Exercise inputs Start Marker

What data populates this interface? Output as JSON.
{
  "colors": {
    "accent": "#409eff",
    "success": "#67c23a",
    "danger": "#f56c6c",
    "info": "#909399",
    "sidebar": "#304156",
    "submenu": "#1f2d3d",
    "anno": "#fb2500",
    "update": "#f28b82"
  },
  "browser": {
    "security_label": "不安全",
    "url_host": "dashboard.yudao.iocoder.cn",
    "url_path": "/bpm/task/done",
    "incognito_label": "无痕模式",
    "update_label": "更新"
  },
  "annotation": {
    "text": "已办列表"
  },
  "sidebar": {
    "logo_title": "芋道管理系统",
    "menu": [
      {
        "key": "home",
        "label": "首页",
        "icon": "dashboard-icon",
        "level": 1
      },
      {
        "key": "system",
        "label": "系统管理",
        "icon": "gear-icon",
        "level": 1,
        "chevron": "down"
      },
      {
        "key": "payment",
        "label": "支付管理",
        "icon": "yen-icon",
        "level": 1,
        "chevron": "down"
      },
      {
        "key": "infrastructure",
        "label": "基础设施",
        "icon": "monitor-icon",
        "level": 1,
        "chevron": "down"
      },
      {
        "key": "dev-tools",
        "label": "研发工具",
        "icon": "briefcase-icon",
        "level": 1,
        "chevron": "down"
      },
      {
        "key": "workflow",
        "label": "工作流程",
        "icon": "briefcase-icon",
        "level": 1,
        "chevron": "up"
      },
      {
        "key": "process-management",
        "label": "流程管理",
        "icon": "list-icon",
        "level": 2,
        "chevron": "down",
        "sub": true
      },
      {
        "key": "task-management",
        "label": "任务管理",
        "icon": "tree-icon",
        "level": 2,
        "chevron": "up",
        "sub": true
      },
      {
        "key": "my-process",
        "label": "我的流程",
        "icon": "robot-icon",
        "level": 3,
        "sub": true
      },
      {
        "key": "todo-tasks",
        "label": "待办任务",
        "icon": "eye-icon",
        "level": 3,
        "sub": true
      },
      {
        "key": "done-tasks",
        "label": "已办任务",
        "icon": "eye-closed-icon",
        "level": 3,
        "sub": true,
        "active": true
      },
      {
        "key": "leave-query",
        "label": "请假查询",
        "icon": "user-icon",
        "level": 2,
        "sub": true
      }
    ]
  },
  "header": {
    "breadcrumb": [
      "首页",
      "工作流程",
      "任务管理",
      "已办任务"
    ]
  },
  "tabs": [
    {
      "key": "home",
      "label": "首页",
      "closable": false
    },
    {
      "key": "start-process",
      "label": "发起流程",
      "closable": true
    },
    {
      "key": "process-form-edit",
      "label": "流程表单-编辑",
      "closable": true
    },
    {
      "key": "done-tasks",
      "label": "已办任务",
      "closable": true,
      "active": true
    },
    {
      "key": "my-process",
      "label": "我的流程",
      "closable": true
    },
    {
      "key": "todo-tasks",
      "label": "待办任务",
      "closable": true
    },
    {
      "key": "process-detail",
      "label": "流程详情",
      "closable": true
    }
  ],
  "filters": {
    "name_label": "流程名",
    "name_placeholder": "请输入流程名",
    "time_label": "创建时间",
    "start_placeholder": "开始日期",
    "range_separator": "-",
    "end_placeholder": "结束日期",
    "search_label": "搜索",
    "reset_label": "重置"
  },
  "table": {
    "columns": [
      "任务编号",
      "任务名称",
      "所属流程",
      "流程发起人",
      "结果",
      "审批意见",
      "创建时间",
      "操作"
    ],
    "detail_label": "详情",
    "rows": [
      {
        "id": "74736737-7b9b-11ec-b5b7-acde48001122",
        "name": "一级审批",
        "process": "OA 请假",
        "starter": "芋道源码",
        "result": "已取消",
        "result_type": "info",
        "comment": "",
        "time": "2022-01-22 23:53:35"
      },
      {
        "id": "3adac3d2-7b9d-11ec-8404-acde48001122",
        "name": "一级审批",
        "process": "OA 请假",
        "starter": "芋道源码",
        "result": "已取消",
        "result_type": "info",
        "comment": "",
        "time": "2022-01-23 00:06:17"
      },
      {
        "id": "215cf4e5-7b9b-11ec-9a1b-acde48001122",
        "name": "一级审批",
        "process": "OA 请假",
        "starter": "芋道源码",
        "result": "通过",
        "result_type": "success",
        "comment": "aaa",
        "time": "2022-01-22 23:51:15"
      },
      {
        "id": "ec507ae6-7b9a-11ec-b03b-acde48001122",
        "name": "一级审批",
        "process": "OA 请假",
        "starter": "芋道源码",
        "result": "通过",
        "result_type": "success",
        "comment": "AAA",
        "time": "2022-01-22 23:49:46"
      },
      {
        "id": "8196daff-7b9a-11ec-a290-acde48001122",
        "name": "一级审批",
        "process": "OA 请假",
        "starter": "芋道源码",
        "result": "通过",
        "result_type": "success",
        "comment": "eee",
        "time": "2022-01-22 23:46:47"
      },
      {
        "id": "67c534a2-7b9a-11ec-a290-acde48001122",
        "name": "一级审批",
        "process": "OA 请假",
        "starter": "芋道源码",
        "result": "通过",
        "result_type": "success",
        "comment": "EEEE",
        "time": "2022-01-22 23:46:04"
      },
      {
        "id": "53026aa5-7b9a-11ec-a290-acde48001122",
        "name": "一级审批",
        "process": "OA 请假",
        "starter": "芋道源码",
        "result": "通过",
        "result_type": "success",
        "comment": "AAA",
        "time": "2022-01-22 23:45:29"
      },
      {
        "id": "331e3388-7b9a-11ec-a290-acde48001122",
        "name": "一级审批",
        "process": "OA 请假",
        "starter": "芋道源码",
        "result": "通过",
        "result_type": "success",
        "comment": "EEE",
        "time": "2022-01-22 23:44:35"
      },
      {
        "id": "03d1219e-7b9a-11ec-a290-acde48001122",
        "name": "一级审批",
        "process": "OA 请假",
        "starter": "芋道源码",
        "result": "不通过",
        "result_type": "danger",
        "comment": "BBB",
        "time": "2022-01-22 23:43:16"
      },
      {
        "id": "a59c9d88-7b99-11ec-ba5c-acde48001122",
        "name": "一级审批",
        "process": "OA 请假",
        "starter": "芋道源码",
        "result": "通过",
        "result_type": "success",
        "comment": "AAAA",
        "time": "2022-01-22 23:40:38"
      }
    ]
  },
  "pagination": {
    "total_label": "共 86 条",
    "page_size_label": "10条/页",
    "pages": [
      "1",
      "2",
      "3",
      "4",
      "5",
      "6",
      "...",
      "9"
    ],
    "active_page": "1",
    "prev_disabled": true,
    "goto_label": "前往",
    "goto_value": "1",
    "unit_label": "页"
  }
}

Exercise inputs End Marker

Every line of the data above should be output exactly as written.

▸ Task output:
What data populates this interface? Output as JSON.
{
  "colors": {
    "accent": "#409eff",
    "success": "#67c23a",
    "danger": "#f56c6c",
    "info": "#909399",
    "sidebar": "#304156",
    "submenu": "#1f2d3d",
    "anno": "#fb2500",
    "update": "#f28b82"
  },
  "browser": {
    "security_label": "不安全",
    "url_host": "dashboard.yudao.iocoder.cn",
    "url_path": "/bpm/task/done",
    "incognito_label": "无痕模式",
    "update_label": "更新"
  },
  "annotation": {
    "text": "已办列表"
  },
  "sidebar": {
    "logo_title": "芋道管理系统",
    "menu": [
      {
        "key": "home",
        "label": "首页",
        "icon": "dashboard-icon",
        "level": 1
      },
      {
        "key": "system",
        "label": "系统管理",
        "icon": "gear-icon",
        "level": 1,
        "chevron": "down"
      },
      {
        "key": "payment",
        "label": "支付管理",
        "icon": "yen-icon",
        "level": 1,
        "chevron": "down"
      },
      {
        "key": "infrastructure",
        "label": "基础设施",
        "icon": "monitor-icon",
        "level": 1,
        "chevron": "down"
      },
      {
        "key": "dev-tools",
        "label": "研发工具",
        "icon": "briefcase-icon",
        "level": 1,
        "chevron": "down"
      },
      {
        "key": "workflow",
        "label": "工作流程",
        "icon": "briefcase-icon",
        "level": 1,
        "chevron": "up"
      },
      {
        "key": "process-management",
        "label": "流程管理",
        "icon": "list-icon",
        "level": 2,
        "chevron": "down",
        "sub": true
      },
      {
        "key": "task-management",
        "label": "任务管理",
        "icon": "tree-icon",
        "level": 2,
        "chevron": "up",
        "sub": true
      },
      {
        "key": "my-process",
        "label": "我的流程",
        "icon": "robot-icon",
        "level": 3,
        "sub": true
      },
      {
        "key": "todo-tasks",
        "label": "待办任务",
        "icon": "eye-icon",
        "level": 3,
        "sub": true
      },
      {
        "key": "done-tasks",
        "label": "已办任务",
        "icon": "eye-closed-icon",
        "level": 3,
        "sub": true,
        "active": true
      },
      {
        "key": "leave-query",
        "label": "请假查询",
        "icon": "user-icon",
        "level": 2,
        "sub": true
      }
    ]
  },
  "header": {
    "breadcrumb": [
      "首页",
      "工作流程",
      "任务管理",
      "已办任务"
    ]
  },
  "tabs": [
    {
      "key": "home",
      "label": "首页",
      "closable": false
    },
    {
      "key": "start-process",
      "label": "发起流程",
      "closable": true
    },
    {
      "key": "process-form-edit",
      "label": "流程表单-编辑",
      "closable": true
    },
    {
      "key": "done-tasks",
      "label": "已办任务",
      "closable": true,
      "active": true
    },
    {
      "key": "my-process",
      "label": "我的流程",
      "closable": true
    },
    {
      "key": "todo-tasks",
      "label": "待办任务",
      "closable": true
    },
    {
      "key": "process-detail",
      "label": "流程详情",
      "closable": true
    }
  ],
  "filters": {
    "name_label": "流程名",
    "name_placeholder": "请输入流程名",
    "time_label": "创建时间",
    "start_placeholder": "开始日期",
    "range_separator": "-",
    "end_placeholder": "结束日期",
    "search_label": "搜索",
    "reset_label": "重置"
  },
  "table": {
    "columns": [
      "任务编号",
      "任务名称",
      "所属流程",
      "流程发起人",
      "结果",
      "审批意见",
      "创建时间",
      "操作"
    ],
    "detail_label": "详情",
    "rows": [
      {
        "id": "74736737-7b9b-11ec-b5b7-acde48001122",
        "name": "一级审批",
        "process": "OA 请假",
        "starter": "芋道源码",
        "result": "已取消",
        "result_type": "info",
        "comment": "",
        "time": "2022-01-22 23:53:35"
      },
      {
        "id": "3adac3d2-7b9d-11ec-8404-acde48001122",
        "name": "一级审批",
        "process": "OA 请假",
        "starter": "芋道源码",
        "result": "已取消",
        "result_type": "info",
        "comment": "",
        "time": "2022-01-23 00:06:17"
      },
      {
        "id": "215cf4e5-7b9b-11ec-9a1b-acde48001122",
        "name": "一级审批",
        "process": "OA 请假",
        "starter": "芋道源码",
        "result": "通过",
        "result_type": "success",
        "comment": "aaa",
        "time": "2022-01-22 23:51:15"
      },
      {
        "id": "ec507ae6-7b9a-11ec-b03b-acde48001122",
        "name": "一级审批",
        "process": "OA 请假",
        "starter": "芋道源码",
        "result": "通过",
        "result_type": "success",
        "comment": "AAA",
        "time": "2022-01-22 23:49:46"
      },
      {
        "id": "8196daff-7b9a-11ec-a290-acde48001122",
        "name": "一级审批",
        "process": "OA 请假",
        "starter": "芋道源码",
        "result": "通过",
        "result_type": "success",
        "comment": "eee",
        "time": "2022-01-22 23:46:47"
      },
      {
        "id": "67c534a2-7b9a-11ec-a290-acde48001122",
        "name": "一级审批",
        "process": "OA 请假",
        "starter": "芋道源码",
        "result": "通过",
        "result_type": "success",
        "comment": "EEEE",
        "time": "2022-01-22 23:46:04"
      },
      {
        "id": "53026aa5-7b9a-11ec-a290-acde48001122",
        "name": "一级审批",
        "process": "OA 请假",
        "starter": "芋道源码",
        "result": "通过",
        "result_type": "success",
        "comment": "AAA",
        "time": "2022-01-22 23:45:29"
      },
      {
        "id": "331e3388-7b9a-11ec-a290-acde48001122",
        "name": "一级审批",
        "process": "OA 请假",
        "starter": "芋道源码",
        "result": "通过",
        "result_type": "success",
        "comment": "EEE",
        "time": "2022-01-22 23:44:35"
      },
      {
        "id": "03d1219e-7b9a-11ec-a290-acde48001122",
        "name": "一级审批",
        "process": "OA 请假",
        "starter": "芋道源码",
        "result": "不通过",
        "result_type": "danger",
        "comment": "BBB",
        "time": "2022-01-22 23:43:16"
      },
      {
        "id": "a59c9d88-7b99-11ec-ba5c-acde48001122",
        "name": "一级审批",
        "process": "OA 请假",
        "starter": "芋道源码",
        "result": "通过",
        "result_type": "success",
        "comment": "AAAA",
        "time": "2022-01-22 23:40:38"
      }
    ]
  },
  "pagination": {
    "total_label": "共 86 条",
    "page_size_label": "10条/页",
    "pages": [
      "1",
      "2",
      "3",
      "4",
      "5",
      "6",
      "...",
      "9"
    ],
    "active_page": "1",
    "prev_disabled": true,
    "goto_label": "前往",
    "goto_value": "1",
    "unit_label": "页"
  }
}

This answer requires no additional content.